At one time, it seemed all Light-Sport Aircraft also came from overseas. Indeed, in the earliest days of Light-Sport Aircraft, rules in Europe allowed fully-built aircraft that were very similar so those producers could more quickly enter the new sector. In 2005 and 2006, more than two-thirds of all LSA were imported. While imports remain a strong and important supply of worthy aircraft, an increasing number are now produced in the USA.
American companies have caught up and are now arguably pulling ahead. This is true in the innovation of design, in production of ready-to-fly SLSA and in the kit market where American companies were always the strongest and have remained so. Many other countries don’t even allow kits but some do.
Just Aircraft recently announced that they received authorization from England’s Civil Aviation Authority to market their very popular SuperSTOL kits in the United Kingdom. This is apparently only a beachhead, with Just saying they are “taking the first step in establishing a global dealer network.” Go, Just Aircraft!
The Walhalla, South Carolina company is seeking additional dealers in Europe, Asia, Africa and South America. Most countries will require local approval by aviation authorities, but since Just has made it through the challenging process in England, they can reasonably expect other nations will be able to move forward more quickly. Many smaller countries with smaller aviation organizations — often called their CAA — focus on air transport and merely adapt rules they see coming from nations like USA or England.
Over its lifespan, Just has produced more than 600 aircraft kits for construction and operation in North America. Of the 600, nearly 200 sales have been for the SuperSTOL, their newest and most versatile design, reported the company. “We will continue to market factory direct in North America, but wish to have factory representatives in the other continents.”
Just Aircraft has achieved SLSA status for their Highlander model that preceded SuperSTOL, but has yet to take that step for the SuperSTOL model. The two are very similar but FAA actions over the last couple years suggests that Just would have to go through all the steps again. With kit sales brisk and with customers interested in spending less, the regulatory burden may not be worth the effort and expense.
SuperSTOL boasts takeoff and landing requirements of little more than 50 feet. “When fitted with 29-inch tundra tires, SuperSTOL can land in just about any kind of field, a clearing in the woods, riverbeds, or shorelines,” said Just. “To enhance the slow flight characteristics of the SuperSTOL, the wings are fitted with slats, Fowler flaps, spoilers and vortex generators, allowing for an airplane that virtually will not stall with power applied.” If the versatility that comes with the giant tires is still not enough, Just Aircraft can now provide floats and skis as options for the two-seat, high wing, tube and fabric aircraft.
One of the big attractions of kit-built aircraft is a lower price but those tackling the project will also gain from acquiring an intimate knowledge of their flying machine unlike what an owner gets when he or she buys fly-away models.

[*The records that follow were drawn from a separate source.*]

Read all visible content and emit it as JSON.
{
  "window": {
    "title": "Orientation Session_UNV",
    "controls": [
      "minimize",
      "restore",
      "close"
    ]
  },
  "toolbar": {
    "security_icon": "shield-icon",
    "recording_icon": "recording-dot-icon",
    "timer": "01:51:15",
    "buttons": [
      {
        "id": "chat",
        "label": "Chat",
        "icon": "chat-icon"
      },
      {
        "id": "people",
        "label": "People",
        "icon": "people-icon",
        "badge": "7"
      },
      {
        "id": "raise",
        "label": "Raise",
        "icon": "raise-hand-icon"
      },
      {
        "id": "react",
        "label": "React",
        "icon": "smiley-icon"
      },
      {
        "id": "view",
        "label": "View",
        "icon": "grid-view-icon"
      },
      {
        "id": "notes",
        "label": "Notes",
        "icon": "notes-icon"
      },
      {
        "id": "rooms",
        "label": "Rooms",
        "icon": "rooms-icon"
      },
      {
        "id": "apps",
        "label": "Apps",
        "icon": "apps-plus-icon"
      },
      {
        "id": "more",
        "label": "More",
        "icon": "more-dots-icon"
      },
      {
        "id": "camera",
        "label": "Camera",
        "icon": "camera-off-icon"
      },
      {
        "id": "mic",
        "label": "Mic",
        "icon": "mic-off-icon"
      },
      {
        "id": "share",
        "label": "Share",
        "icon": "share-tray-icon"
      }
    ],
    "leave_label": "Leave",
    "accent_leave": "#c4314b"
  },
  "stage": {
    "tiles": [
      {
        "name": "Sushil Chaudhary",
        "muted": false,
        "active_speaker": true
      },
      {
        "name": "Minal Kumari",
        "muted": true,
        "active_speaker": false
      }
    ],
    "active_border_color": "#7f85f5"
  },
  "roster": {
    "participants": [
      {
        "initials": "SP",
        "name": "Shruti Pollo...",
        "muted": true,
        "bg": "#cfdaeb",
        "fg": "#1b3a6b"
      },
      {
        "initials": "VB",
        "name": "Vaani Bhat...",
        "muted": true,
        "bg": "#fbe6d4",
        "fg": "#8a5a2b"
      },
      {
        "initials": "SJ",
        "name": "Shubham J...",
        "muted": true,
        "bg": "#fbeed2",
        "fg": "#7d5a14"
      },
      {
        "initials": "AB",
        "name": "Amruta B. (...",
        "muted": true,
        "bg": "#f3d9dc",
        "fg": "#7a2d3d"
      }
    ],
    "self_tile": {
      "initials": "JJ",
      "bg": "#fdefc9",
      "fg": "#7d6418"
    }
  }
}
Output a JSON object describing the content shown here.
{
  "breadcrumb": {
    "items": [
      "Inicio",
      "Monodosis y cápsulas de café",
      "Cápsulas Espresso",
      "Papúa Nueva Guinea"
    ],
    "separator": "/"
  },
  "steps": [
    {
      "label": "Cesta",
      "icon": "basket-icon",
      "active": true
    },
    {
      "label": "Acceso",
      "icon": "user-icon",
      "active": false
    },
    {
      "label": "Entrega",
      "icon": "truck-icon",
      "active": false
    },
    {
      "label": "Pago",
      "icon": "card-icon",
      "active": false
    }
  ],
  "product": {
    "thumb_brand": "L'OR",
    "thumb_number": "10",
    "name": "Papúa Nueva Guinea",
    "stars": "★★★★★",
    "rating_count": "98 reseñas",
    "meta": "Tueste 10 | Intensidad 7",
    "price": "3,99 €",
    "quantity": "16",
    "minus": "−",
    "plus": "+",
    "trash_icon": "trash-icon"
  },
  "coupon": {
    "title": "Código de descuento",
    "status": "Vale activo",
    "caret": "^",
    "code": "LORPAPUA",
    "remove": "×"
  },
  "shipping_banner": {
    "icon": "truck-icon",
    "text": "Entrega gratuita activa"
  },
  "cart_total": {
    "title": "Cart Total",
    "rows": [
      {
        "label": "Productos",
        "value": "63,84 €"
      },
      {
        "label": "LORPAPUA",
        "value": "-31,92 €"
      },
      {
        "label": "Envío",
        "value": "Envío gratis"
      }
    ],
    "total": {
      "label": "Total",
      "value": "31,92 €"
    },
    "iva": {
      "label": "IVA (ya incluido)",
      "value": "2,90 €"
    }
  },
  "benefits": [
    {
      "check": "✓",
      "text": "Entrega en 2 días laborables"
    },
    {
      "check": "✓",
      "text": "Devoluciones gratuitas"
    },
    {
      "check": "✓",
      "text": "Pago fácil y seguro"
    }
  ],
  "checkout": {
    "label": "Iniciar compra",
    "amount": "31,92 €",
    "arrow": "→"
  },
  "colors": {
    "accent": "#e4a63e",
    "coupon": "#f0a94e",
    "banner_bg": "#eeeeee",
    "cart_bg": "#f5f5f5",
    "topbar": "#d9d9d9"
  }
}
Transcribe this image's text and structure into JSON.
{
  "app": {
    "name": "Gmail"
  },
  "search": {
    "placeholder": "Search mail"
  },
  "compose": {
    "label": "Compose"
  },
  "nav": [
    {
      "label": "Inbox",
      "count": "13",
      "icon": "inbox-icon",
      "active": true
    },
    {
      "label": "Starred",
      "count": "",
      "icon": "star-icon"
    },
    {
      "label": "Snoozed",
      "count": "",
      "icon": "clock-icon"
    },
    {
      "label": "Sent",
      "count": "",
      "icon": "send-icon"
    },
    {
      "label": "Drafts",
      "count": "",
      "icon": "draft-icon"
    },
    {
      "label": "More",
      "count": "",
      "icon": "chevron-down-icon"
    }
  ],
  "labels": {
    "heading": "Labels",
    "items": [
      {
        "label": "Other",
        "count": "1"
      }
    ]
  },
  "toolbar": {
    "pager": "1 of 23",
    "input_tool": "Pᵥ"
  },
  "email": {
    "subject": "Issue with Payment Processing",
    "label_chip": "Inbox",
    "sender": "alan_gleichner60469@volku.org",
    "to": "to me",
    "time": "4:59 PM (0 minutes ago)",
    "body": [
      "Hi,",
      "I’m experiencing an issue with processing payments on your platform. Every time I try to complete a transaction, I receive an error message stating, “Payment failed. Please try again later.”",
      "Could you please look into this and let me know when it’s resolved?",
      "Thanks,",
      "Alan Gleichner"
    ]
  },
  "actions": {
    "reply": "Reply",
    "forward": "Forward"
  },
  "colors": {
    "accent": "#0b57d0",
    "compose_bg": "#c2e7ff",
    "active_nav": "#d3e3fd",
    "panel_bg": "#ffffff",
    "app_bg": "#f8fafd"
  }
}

Still, the project is a big one and not every one is ready. So, to address this concern, organizations like Big Sky Aviation will help you in their Builder Assist Center. Get the background and details in the following video.